Unitary state

Summary

A unitary state is a sovereign state governed as a single entity in which the central government is the supreme authority. The central government may create or abolish administrative divisions (sub-national units). Such units exercise only the powers that the central government chooses to delegate. Although political power may be delegated through devolution to regional or local governments by statute, the central government may override the decisions of devolved governments, curtail their powers, or expand their powers. Unitary states in its modern concept originated in France, in the aftermath of the Hundred Years' War, national feelings that emerged from the war unified France. The Hundred Years' War accelerated the process of transforming France from a feudal monarchy to a unitary state. The French then later spread unitary states by conquests, throughout Europe during and after the Napoleonic Wars, and to the world through the vast French colonial empire.[1]

  Unitary states

Unitary states stand in contrast to federations, also known as federal states. A large majority of the UN member countries, 166 out of 193, have a unitary system of government.[2]

Devolution compared with federalism edit

A unitary system of government can be considered to be the opposite of federalism. In federations, the provincial/regional governments share powers with the central government as equal actors through a written constitution, to which the consent of both is required to make amendments. This means that the sub-national units have a right to existence and powers that cannot be unilaterally changed by the central government.[3]

There are, however, similarities between federalism and devolution. Devolution within a unitary state, like federalism, may be symmetrical, with all sub-national units having the same powers and status, or asymmetric, with sub-national units varying in their powers and status. Many unitary states have no areas possessing a degree of autonomy.[4] In such countries, sub-national regions cannot decide their own laws. Examples are Romania, Ireland and Norway.

 
The spectrum of regional integration or separation

List of unitary states edit

Italics: States with limited recognition from other sovereign states or intergovernmental organizations.

Unitary republics edit

Unitary monarchies edit

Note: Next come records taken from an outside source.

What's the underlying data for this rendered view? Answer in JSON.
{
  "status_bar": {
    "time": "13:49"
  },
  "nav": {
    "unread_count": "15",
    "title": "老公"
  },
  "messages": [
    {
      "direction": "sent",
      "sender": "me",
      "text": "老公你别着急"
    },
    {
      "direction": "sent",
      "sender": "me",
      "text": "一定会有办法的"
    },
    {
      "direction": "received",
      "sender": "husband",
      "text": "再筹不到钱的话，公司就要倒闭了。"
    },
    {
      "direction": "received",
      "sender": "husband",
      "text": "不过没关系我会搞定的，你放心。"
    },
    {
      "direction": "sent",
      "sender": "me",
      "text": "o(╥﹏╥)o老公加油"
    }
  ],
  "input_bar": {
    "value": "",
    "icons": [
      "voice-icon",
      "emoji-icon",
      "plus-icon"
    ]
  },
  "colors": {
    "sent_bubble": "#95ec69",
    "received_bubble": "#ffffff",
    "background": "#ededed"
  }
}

The United Kingdom of Great Britain and Northern Ireland is an example of a unitary state. Scotland, Wales and Northern Ireland have a degree of autonomous devolved power, but such power is delegated by the Parliament of the United Kingdom, which may enact laws unilaterally altering or abolishing devolution. Similarly in Spain, the devolved powers are delegated through the central government.

Unitary states with a unique form of government edit

See also edit

References edit

  1. ^ Holmes, Urban T. Jr. & Schutz, Alexander Herman [in German] (1948). A History of the French Language (revised ed.). Columbus, OH: Harold L. Hedrick. p. 61.[permanent dead link]
  2. ^ "Democracy". United Nations. 2015-11-20. Archived from the original on 2021-02-13. Retrieved 2019-02-22.
  3. ^ a b Ghai, Yash; Regan, Anthony J. (September 2006). "Unitary state, devolution, autonomy, secession: State building and nation building in Bougainville, Papua New Guinea". The Round Table. 95 (386): 589–608. doi:10.1080/00358530600931178. ISSN 0035-8533. S2CID 153980559.
  4. ^ "unitary system | government". Encyclopedia Britannica. Retrieved 2017-08-11.
  5. ^ a b c d e f g h i j k l m n o "What is a Unitary State?". WorldAtlas. August 2017. Retrieved 2019-02-22.
  6. ^ Faulconbridge, Guy; Ellsworth, Brian (2021-11-30). "Barbados ditches Britain's Queen Elizabeth to become a republic". Reuters. Retrieved 2021-11-30.
  7. ^ See also Political status of Taiwan, two Chinas and Cross-Strait relations.
  8. ^ "Story: Nation and government – From colony to nation". The Encyclopedia of New Zealand. Manatū Taonga Ministry for Culture and Heritage. 29 August 2013. Retrieved 19 April 2014.
  9. ^ Spicker, Paul (June 30, 2014). "Social policy in the UK". An introduction to Social Policy. Robert Gordon University – Aberdeen Business School. Archived from the original on 4 July 2014. Retrieved 19 April 2014.
  10. ^ Gul, Ayaz (28 September 2021). "Taliban Say They Will Use Parts of Monarchy Constitution to Run Afghanistan for Now". Voice of America. Islamabad, Pakistan. Retrieved 21 October 2022. The Taliban said Tuesday they plan to temporarily enact articles from Afghanistan's 1964 constitution that are 'not in conflict with Islamic Sharia (law)' to govern the country.
  11. ^ "Constitution of Afghanistan = Assasi Qanun (1964)". University of Nebraska-Omaha. Retrieved 21 October 2022. Afghanistan is a Constitutional Monarchy; an independent, unitary and indivisible state.
  12. ^ George, Susannah (18 February 2023). "Inside the Taliban campaign to forge a religious emirate". The Washington Post. Retrieved 19 February 2023.

External links edit